Buying a microphone involves more considerations than you might realise. It's important not to just buy based on price or quality but to also think about what you're going to be using your mic for, how you'll use it in your space and the end result you're trying to get. 

XLR or USB?

USB microphones like the Yeti Nano and Elgato Wave:3 meanwhile are much easier for less tech-savvy people to use. Perfect for beginners or those who want a hassle-free plug-and-play setup. If you want the very best sound though, XLR microphones are superior and worth considering. They're more expensive and require an interface to work but deliver a premium sound. 

What are you using it for?

What do you need your microphone for? It's important to think about that before you buy. If you just need to upgrade from your laptop mic for Zoom or Teams calls, then a USB microphone might well be sufficient. 

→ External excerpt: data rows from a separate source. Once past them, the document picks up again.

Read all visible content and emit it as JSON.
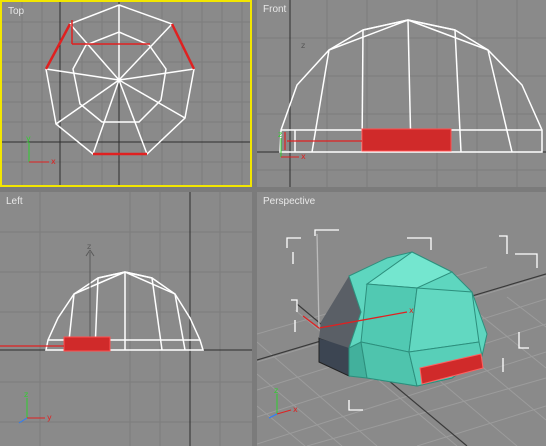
{
  "viewports": {
    "top": {
      "label": "Top"
    },
    "front": {
      "label": "Front"
    },
    "left": {
      "label": "Left"
    },
    "perspective": {
      "label": "Perspective"
    }
  },
  "axis_letters": {
    "x": "x",
    "y": "y",
    "z": "z"
  },
  "colors": {
    "viewport_bg": "#8a8a8a",
    "grid": "#7c7c7c",
    "wire": "#ffffff",
    "selected": "#e02020",
    "active_border": "#f2e600",
    "dome": "#5ed6bf",
    "dome_dark": "#3c4552",
    "gap": "#7b7b7b"
  }
}
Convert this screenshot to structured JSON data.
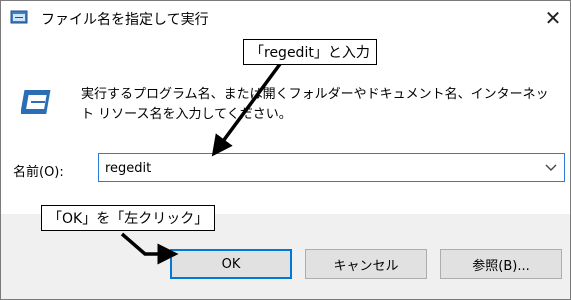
{
  "dialog": {
    "title": "ファイル名を指定して実行",
    "close_glyph": "✕",
    "description": "実行するプログラム名、または開くフォルダーやドキュメント名、インターネット リソース名を入力してください。",
    "name_label": "名前(O):",
    "name_value": "regedit"
  },
  "buttons": {
    "ok": "OK",
    "cancel": "キャンセル",
    "browse": "参照(B)..."
  },
  "annotations": {
    "callout_input": "「regedit」と入力",
    "callout_ok": "「OK」を「左クリック」"
  },
  "icons": {
    "title": "run-window-icon",
    "main": "run-dialog-icon",
    "dropdown": "chevron-down-icon"
  },
  "colors": {
    "accent": "#0078d7",
    "footer_bg": "#f0f0f0",
    "button_bg": "#e1e1e1"
  }
}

If you're planning on streaming gameplay or other content on Twitch, Facebook Gaming or YouTube then perhaps the Wave:3 might be a better choice as it gives you loads of flexibility with its audio routing systems. While if you want the very best then consider turning to XLR. 

How much space do you have?

Many of these microphones require a mic stand or boom arm in order to sound best. If space is limited then a USB microphone might be the best choice for you but to get a clean sound you need to get them off the desk and away from keyboard sounds or bumps and knocks. 

How soundproof is your room?

If you're having troubles with background sound, ambient noise or low quality in your microphone capture then you might also like to think about your room. A good microphone won't help if you've got hard floors and an empty room with no soft furnishings that might help dampen noise and reverb. 

Something like Elgato's Wave sound panels might be an easy solution to help improve the sound of your room and, in turn, your audio capture. When buying a mic, it's a good idea to consider these things. 

More about this story

There are a number of factors we consider when looking at recommending products, and every USB microphone on this list has been tested in real-life situations.

We've used them for Zoom and Teams, we've gamed with them with friends and we've streamed with them, too. They've been used for voice-overs and had their settings tweaked while checking for real-world sounds like keyboard noises.  

We've tested these so we can be sure they deliver the best quality. After all, we're only interested in great-sounding microphones that aren't ruined by constant background noise and other problems. 

What we aren't interested in is pointless number crunching or extraneous details - we just want to provide an easy-to-understand review that gives you an idea of what it's going to be like to use.

We’ve been covering tech since 2003, and, in many cases, have not only reviewed the product in question, but the previous generations, too - right back to the first model on the market.

There are also plenty of models we've considered that didn't make the cut in each of our buyer's guides.

Writing by Adrian Willings.